» **TASK REQUIREMENTS**
Output every entry exactly as written, skipping any pictures.

#### DATA TO PROCESS

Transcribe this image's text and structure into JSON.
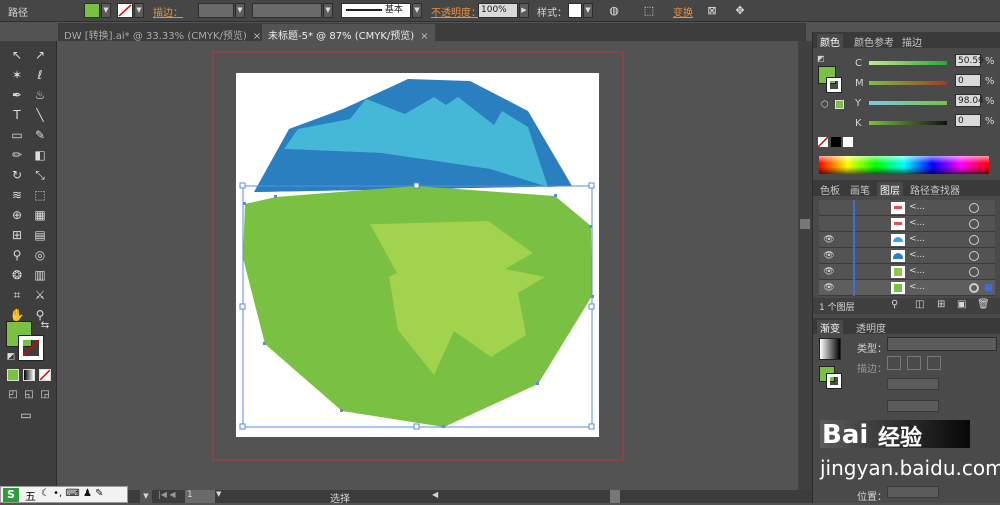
{
  "control_bar": {
    "path_label": "路径",
    "stroke_label": "描边：",
    "stroke_style": "基本",
    "opacity_label": "不透明度：",
    "opacity_value": "100%",
    "style_label": "样式：",
    "transform_label": "变换",
    "fill_color": "#7ac143"
  },
  "tabs": [
    {
      "label": "DW [转换].ai* @ 33.33% (CMYK/预览)",
      "close": "×"
    },
    {
      "label": "未标题-5* @ 87% (CMYK/预览)",
      "close": "×"
    }
  ],
  "color_panel": {
    "tabs": [
      "颜色",
      "颜色参考",
      "描边"
    ],
    "channels": [
      {
        "name": "C",
        "value": "50.59",
        "unit": "%"
      },
      {
        "name": "M",
        "value": "0",
        "unit": "%"
      },
      {
        "name": "Y",
        "value": "98.04",
        "unit": "%"
      },
      {
        "name": "K",
        "value": "0",
        "unit": "%"
      }
    ],
    "current_color": "#7ac143"
  },
  "layers_panel": {
    "tabs": [
      "色板",
      "画笔",
      "图层",
      "路径查找器"
    ],
    "rows": [
      {
        "name": "<...",
        "visible": false,
        "thumb_color": "#e05050"
      },
      {
        "name": "<...",
        "visible": false,
        "thumb_color": "#e05050"
      },
      {
        "name": "<...",
        "visible": true,
        "thumb_color": "#3aa7d5"
      },
      {
        "name": "<...",
        "visible": true,
        "thumb_color": "#2a7fc0"
      },
      {
        "name": "<...",
        "visible": true,
        "thumb_color": "#8fc843"
      },
      {
        "name": "<...",
        "visible": true,
        "thumb_color": "#7ac143"
      }
    ],
    "footer": "1 个图层"
  },
  "gradient_panel": {
    "tabs": [
      "渐变",
      "透明度"
    ],
    "type_label": "类型：",
    "stroke_label": "描边：",
    "position_label": "位置："
  },
  "status_bar": {
    "zoom": "87%",
    "page": "1",
    "mode": "选择"
  },
  "watermark": {
    "brand": "Bai",
    "product": "经验",
    "url": "jingyan.baidu.com"
  },
  "ime_bar": {
    "label": "五"
  }
}
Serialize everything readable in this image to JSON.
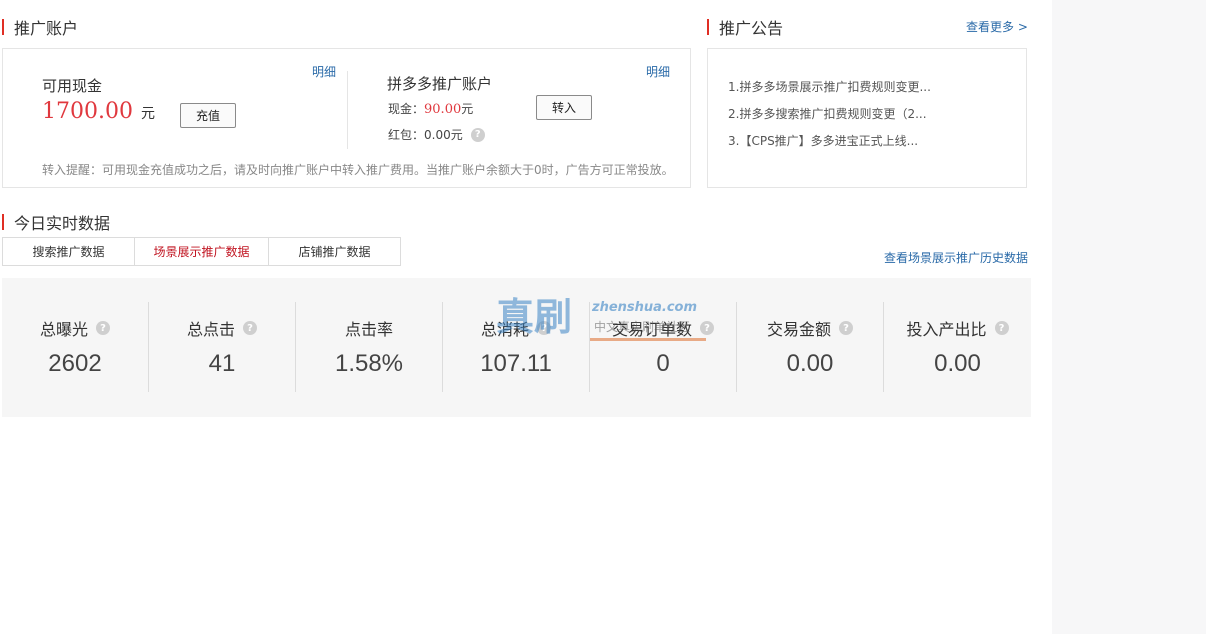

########

» **ANSWER BELOW**
Transcribe this image's text and structure into JSON.
{
  "control_bar": {
    "path_label": "路径",
    "stroke_label": "描边：",
    "stroke_style": "基本",
    "opacity_label": "不透明度：",
    "opacity_value": "100%",
    "style_label": "样式：",
    "transform_label": "变换",
    "fill_color": "#7ac143"
  },
  "tabs": [
    {
      "label": "DW [转换].ai* @ 33.33% (CMYK/预览)",
      "close": "×"
    },
    {
      "label": "未标题-5* @ 87% (CMYK/预览)",
      "close": "×"
    }
  ],
  "color_panel": {
    "tabs": [
      "颜色",
      "颜色参考",
      "描边"
    ],
    "channels": [
      {
        "name": "C",
        "value": "50.59",
        "unit": "%"
      },
      {
        "name": "M",
        "value": "0",
        "unit": "%"
      },
      {
        "name": "Y",
        "value": "98.04",
        "unit": "%"
      },
      {
        "name": "K",
        "value": "0",
        "unit": "%"
      }
    ],
    "current_color": "#7ac143"
  },
  "layers_panel": {
    "tabs": [
      "色板",
      "画笔",
      "图层",
      "路径查找器"
    ],
    "rows": [
      {
        "name": "<...",
        "visible": false,
        "thumb_color": "#e05050"
      },
      {
        "name": "<...",
        "visible": false,
        "thumb_color": "#e05050"
      },
      {
        "name": "<...",
        "visible": true,
        "thumb_color": "#3aa7d5"
      },
      {
        "name": "<...",
        "visible": true,
        "thumb_color": "#2a7fc0"
      },
      {
        "name": "<...",
        "visible": true,
        "thumb_color": "#8fc843"
      },
      {
        "name": "<...",
        "visible": true,
        "thumb_color": "#7ac143"
      }
    ],
    "footer": "1 个图层"
  },
  "gradient_panel": {
    "tabs": [
      "渐变",
      "透明度"
    ],
    "type_label": "类型：",
    "stroke_label": "描边：",
    "position_label": "位置："
  },
  "status_bar": {
    "zoom": "87%",
    "page": "1",
    "mode": "选择"
  },
  "watermark": {
    "brand": "Bai",
    "product": "经验",
    "url": "jingyan.baidu.com"
  },
  "ime_bar": {
    "label": "五"
  }
}
Serialize everything readable in this image to JSON.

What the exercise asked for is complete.